Written by By Linda Pan, CNN
An anti-pollution study released this week by oceanographers found levels of industrial chemicals in high quantities in tuna from at least three companies. Two of them — McDonald’s and Burger King — sent raw or frozen fish to the same supplier.
The Guardian says one “tuna expert” believes the chemicals could be caused by their curing or freezing process. All are on the U.S. Environmental Protection Agency’s list of toxic chemicals known to cause reproductive effects in humans, though it is unclear what effect they have on animals.
According to the study, “24 species tested from large chains with reported tuna supplies in the U.S., including Wendy’s, Subway, and the two McDonald’s chains,” had high levels of harmful chemicals.

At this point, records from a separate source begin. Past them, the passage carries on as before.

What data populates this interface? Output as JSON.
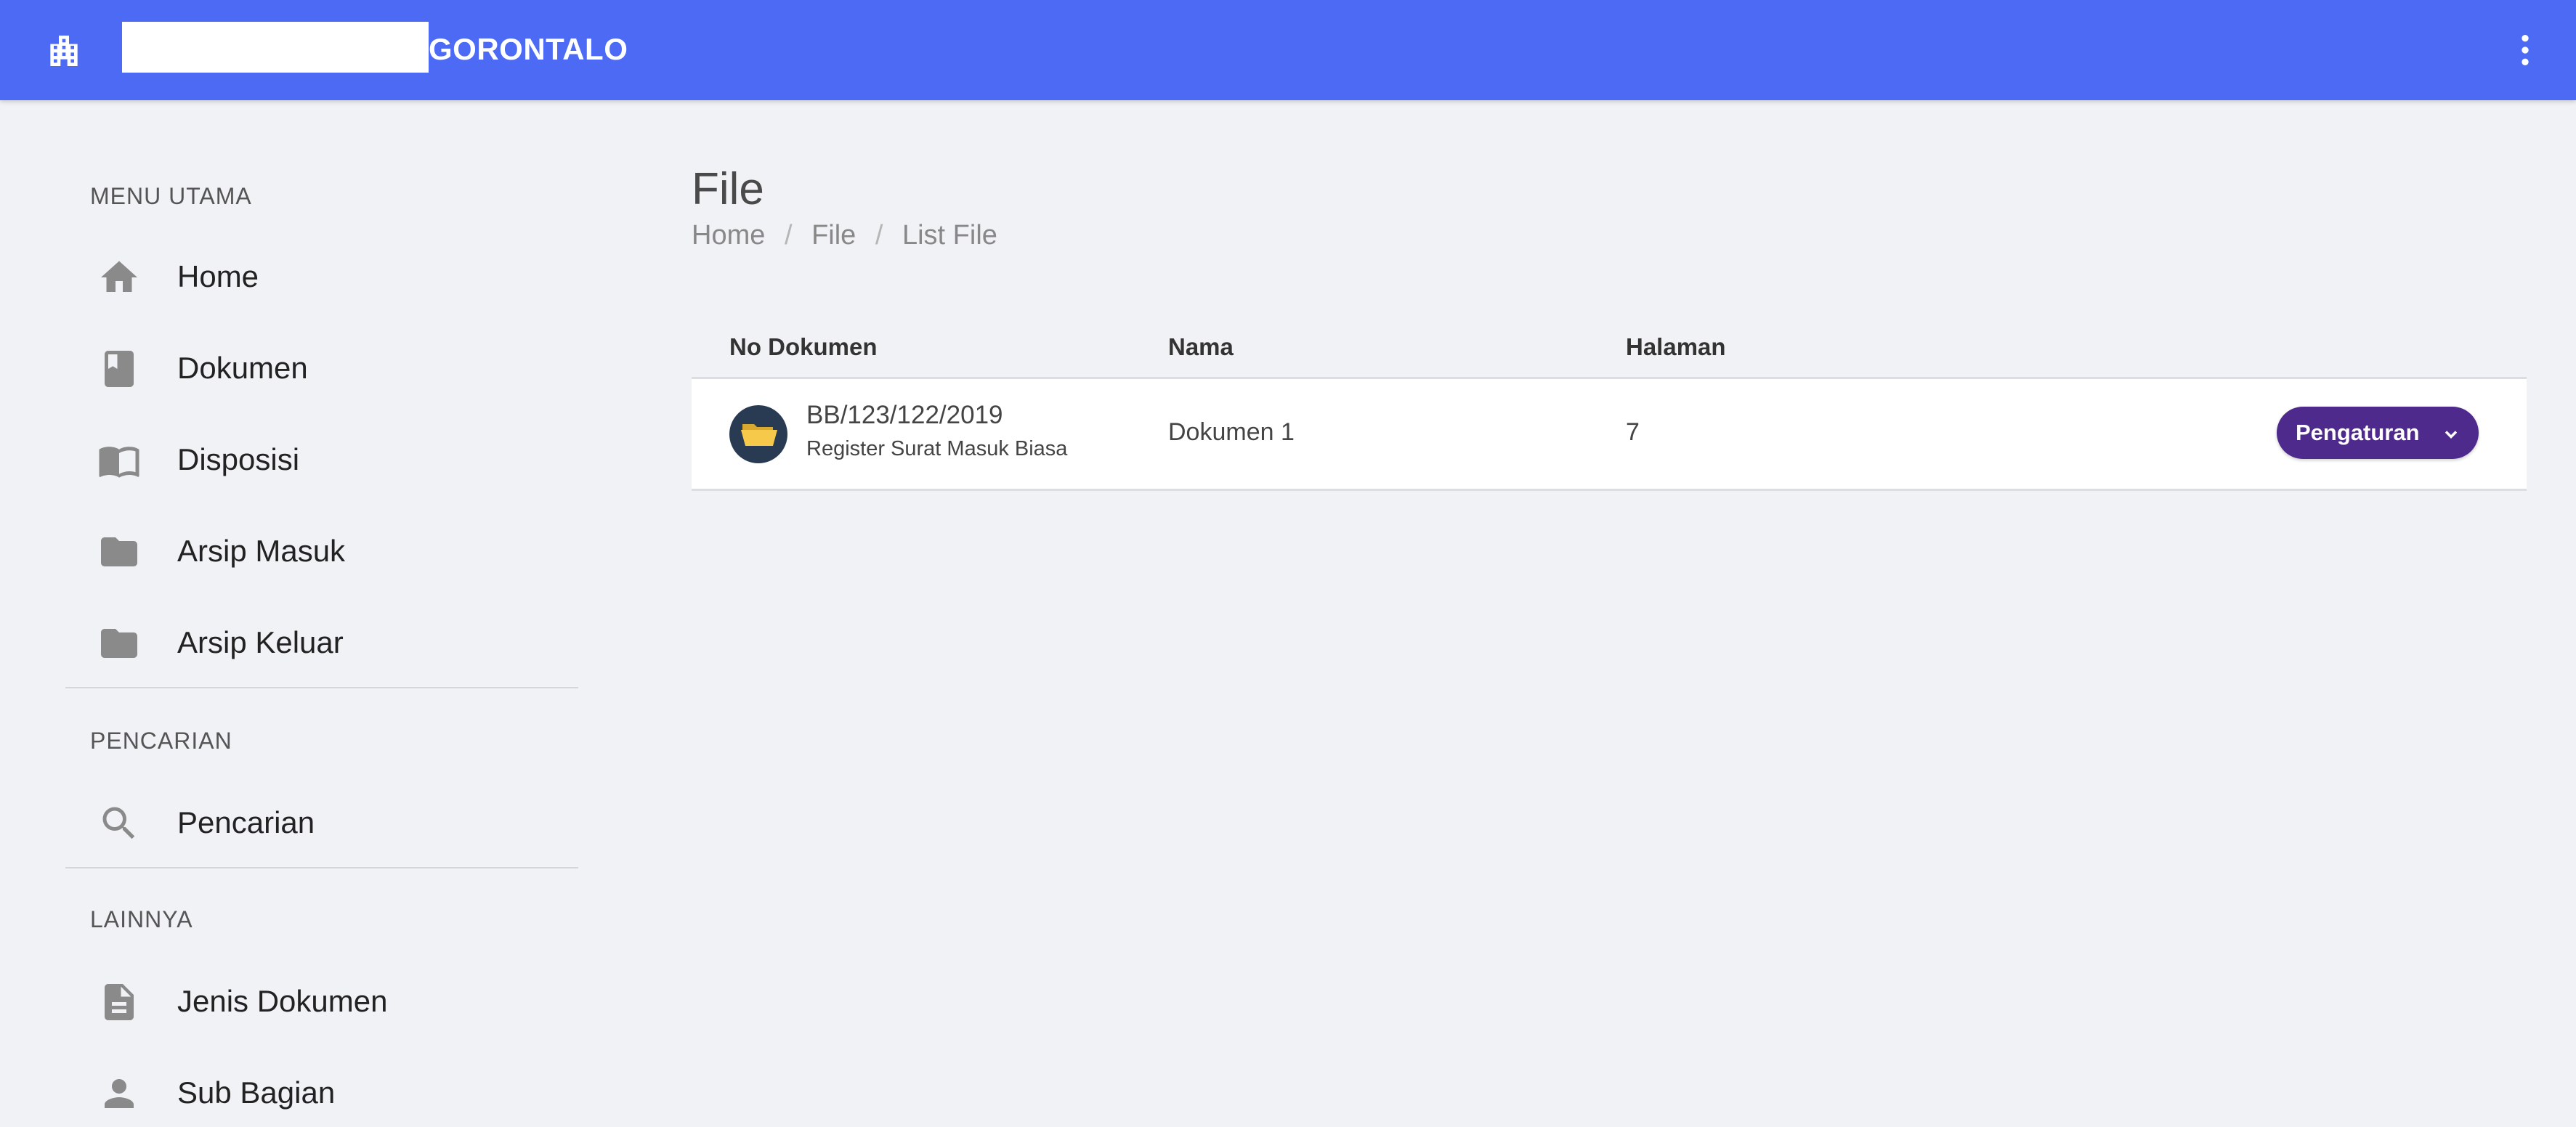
{
  "header": {
    "title": "GORONTALO",
    "brand_icon": "building-icon",
    "menu_icon": "more-vertical-icon",
    "accent": "#4d6af5"
  },
  "sidebar": {
    "sections": [
      {
        "label": "MENU UTAMA",
        "items": [
          {
            "label": "Home",
            "icon": "home-icon"
          },
          {
            "label": "Dokumen",
            "icon": "book-icon"
          },
          {
            "label": "Disposisi",
            "icon": "open-book-icon"
          },
          {
            "label": "Arsip Masuk",
            "icon": "folder-icon"
          },
          {
            "label": "Arsip Keluar",
            "icon": "folder-icon"
          }
        ]
      },
      {
        "label": "PENCARIAN",
        "items": [
          {
            "label": "Pencarian",
            "icon": "search-icon"
          }
        ]
      },
      {
        "label": "LAINNYA",
        "items": [
          {
            "label": "Jenis Dokumen",
            "icon": "document-icon"
          },
          {
            "label": "Sub Bagian",
            "icon": "person-icon"
          }
        ]
      }
    ]
  },
  "page": {
    "title": "File",
    "breadcrumb": [
      "Home",
      "File",
      "List File"
    ],
    "breadcrumb_separator": "/"
  },
  "table": {
    "columns": [
      "No Dokumen",
      "Nama",
      "Halaman"
    ],
    "rows": [
      {
        "icon": "open-folder-icon",
        "no_dokumen": "BB/123/122/2019",
        "subtitle": "Register Surat Masuk Biasa",
        "nama": "Dokumen 1",
        "halaman": "7",
        "action_label": "Pengaturan"
      }
    ]
  },
  "colors": {
    "button": "#4d2a8c",
    "page_bg": "#f1f2f6",
    "icon_grey": "#8a8a8a"
  }
}
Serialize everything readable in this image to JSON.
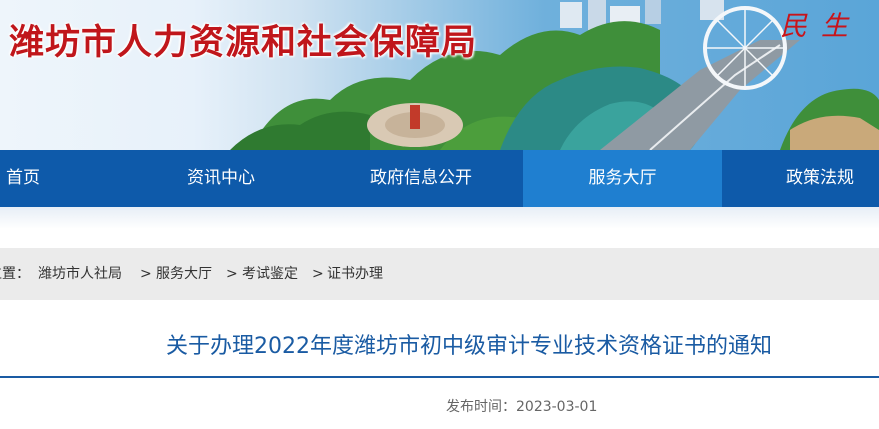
{
  "site": {
    "title": "潍坊市人力资源和社会保障局",
    "slogan": "民生"
  },
  "nav": {
    "items": [
      {
        "label": "首页",
        "active": false
      },
      {
        "label": "资讯中心",
        "active": false
      },
      {
        "label": "政府信息公开",
        "active": false
      },
      {
        "label": "服务大厅",
        "active": true
      },
      {
        "label": "政策法规",
        "active": false
      }
    ]
  },
  "breadcrumb": {
    "prefix": "位置：",
    "items": [
      "潍坊市人社局",
      "服务大厅",
      "考试鉴定",
      "证书办理"
    ],
    "separator": ">"
  },
  "article": {
    "title": "关于办理2022年度潍坊市初中级审计专业技术资格证书的通知",
    "publish_label": "发布时间：",
    "publish_date": "2023-03-01"
  },
  "colors": {
    "nav_bg": "#0e5aaa",
    "nav_active": "#1f7fd0",
    "title_red": "#c0161b",
    "article_blue": "#1a5ba3"
  }
}
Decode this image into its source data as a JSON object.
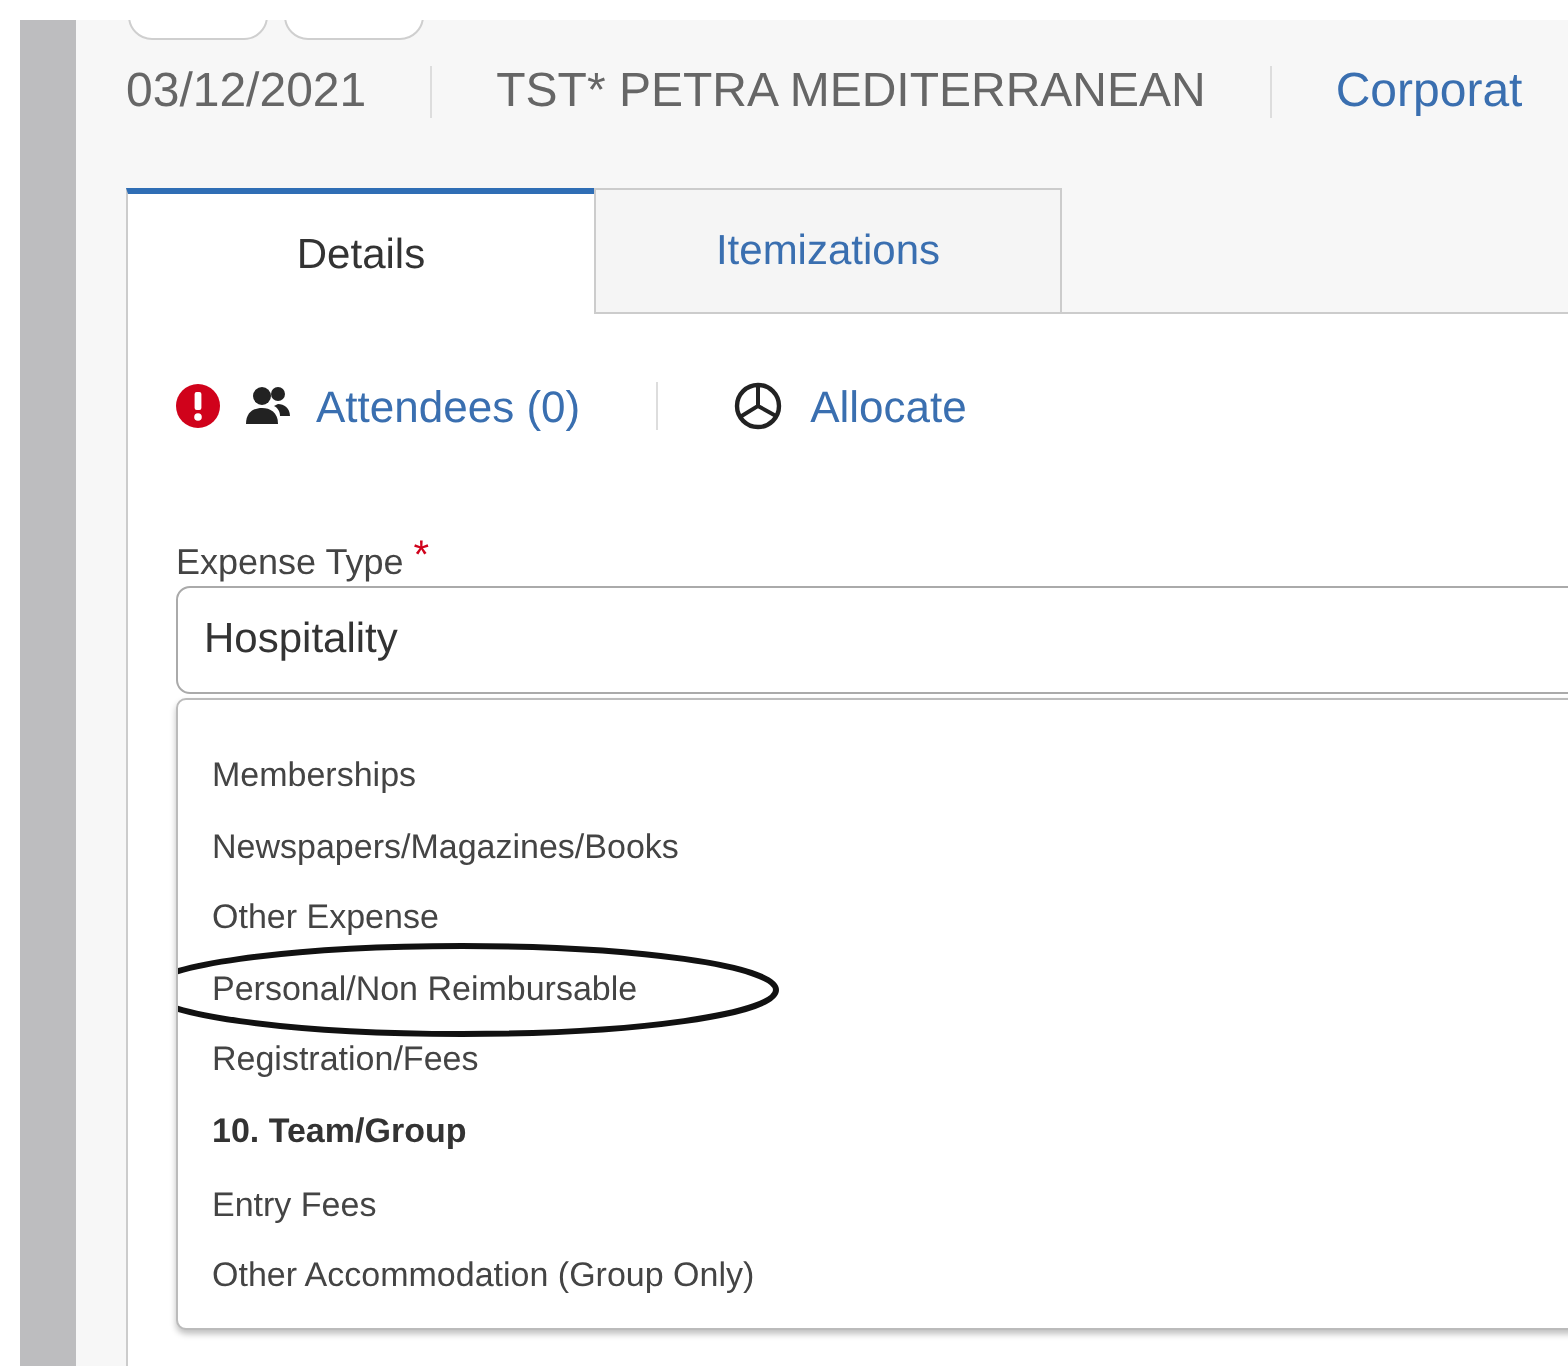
{
  "header": {
    "date": "03/12/2021",
    "merchant": "TST* PETRA MEDITERRANEAN",
    "link": "Corporat"
  },
  "tabs": [
    {
      "label": "Details",
      "selected": true
    },
    {
      "label": "Itemizations",
      "selected": false
    }
  ],
  "actions": {
    "attendees": "Attendees (0)",
    "attendees_warning": true,
    "allocate": "Allocate"
  },
  "expense_type": {
    "label": "Expense Type",
    "required": true,
    "required_mark": "*",
    "value": "Hospitality",
    "options": [
      {
        "kind": "option",
        "label": "Memberships",
        "circled": false
      },
      {
        "kind": "option",
        "label": "Newspapers/Magazines/Books",
        "circled": false
      },
      {
        "kind": "option",
        "label": "Other Expense",
        "circled": false
      },
      {
        "kind": "option",
        "label": "Personal/Non Reimbursable",
        "circled": true
      },
      {
        "kind": "option",
        "label": "Registration/Fees",
        "circled": false
      },
      {
        "kind": "header",
        "label": "10. Team/Group"
      },
      {
        "kind": "option",
        "label": "Entry Fees",
        "circled": false
      },
      {
        "kind": "option",
        "label": "Other Accommodation (Group Only)",
        "circled": false
      }
    ]
  }
}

McDonald’s and Burger King didn’t respond to requests for comment. But one of the study’s authors, marine ecologist Luke McKernan, wrote to CNN: “While we’re well aware of the many, many problems associated with industrial processes, the use of such chemicals in the food chain has been virtually left to industry to stop.”
He went on to say that in some cases the toxic chemicals had been given as ingredients to fish, including canned tuna.
We don’t know for sure what they are — most of them were in the “elegant” category of chemicals, he wrote — and the study simply points out that “once we see high levels of a certain chemical, we should assume it is safe to eat more of it.”
The study is based on a sample of nearly 100 samples — 51 had high levels of the toxin trihexazoline, for example. Dr. Ryan Joerger, a senior scientist at the National Center for Ecological Analysis and Synthesis, told the Guardian: “This is a toxin you could find in your yard or car tires or in the air, probably.”
It’s not the first study to show that fish found on supermarket shelves is about to cause a near panic. Scientists found that Asian carp — a type of carp normally found in freshwater — was making its way northward, unchecked. Researchers have been working with British politicians, businesses and scientists to fight the fish, which has the potential to threaten U.S. food chains.